After giving police a verbal confession, G. Dep enters a not guilty plea in his current murder trial.
After walking into a New York police precinct and confessing to the 1993 murder of John Henkel, G. Dep has entered a plea of not guilty in his ongoing murder trial. Nearly one month ago, G. Dep (real name Trevell Coleman) told officers at Harlem’s 25th precinct that his conscience was getting the best of him after he shot Henkel during a botched 1993 robbery. The Manhattan Supreme Court quickly charged Coleman with second-degree murder—a charge, which carries a 25-to-life sentence.
Coleman’s lawyer, Anthony Ricco, said his client still stands by his account of shooting Henkel, and that the not guilty plea was more of a procedural move to give him more time to examine Coleman’s confession.
“We want to make sure what we’re dealing with the reality of what actually happened that night,” Ricco told the Wall Street Journal. “Some will call what he did stupid, but I think he’s doing it to get things right between himself and God.”
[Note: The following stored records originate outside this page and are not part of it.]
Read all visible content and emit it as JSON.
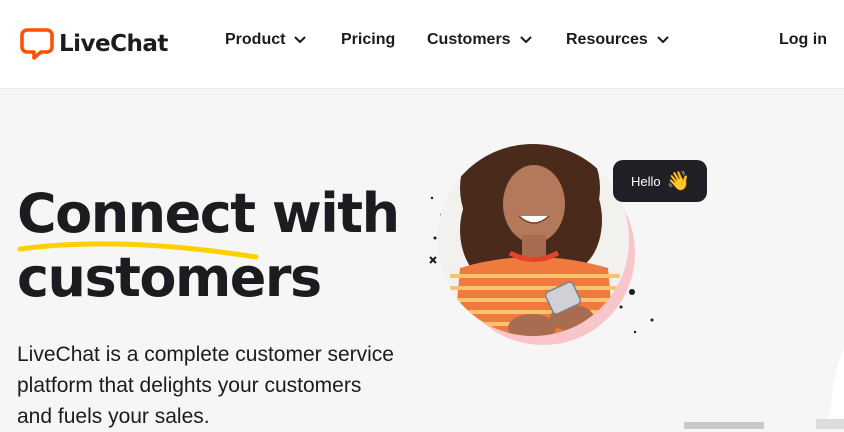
{
  "brand": {
    "name": "LiveChat",
    "accent": "#ff5100"
  },
  "nav": {
    "items": [
      {
        "label": "Product",
        "has_dropdown": true
      },
      {
        "label": "Pricing",
        "has_dropdown": false
      },
      {
        "label": "Customers",
        "has_dropdown": true
      },
      {
        "label": "Resources",
        "has_dropdown": true
      }
    ],
    "login_label": "Log in"
  },
  "hero": {
    "title_line1_word1": "Connect",
    "title_line1_word2": "with",
    "title_line2": "customers",
    "underline_color": "#ffd000",
    "description": "LiveChat is a complete customer service platform that delights your customers and fuels your sales.",
    "chat_bubble": {
      "text": "Hello",
      "emoji": "👋"
    }
  }
}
Ricco added that Coleman had struggled with PCP use in past years, and his confession may have been linked to the practice of making amends that many rehabilitation programs promote. Both Ricco and members of Henkel’s family have stated they believe the murder would have remained unsolved if Coleman had not stepped forward. In addition to the murder charge, a grand jury also indicted Coleman on manslaughter and criminal use of a firearm charges; he is due back in court on February 10.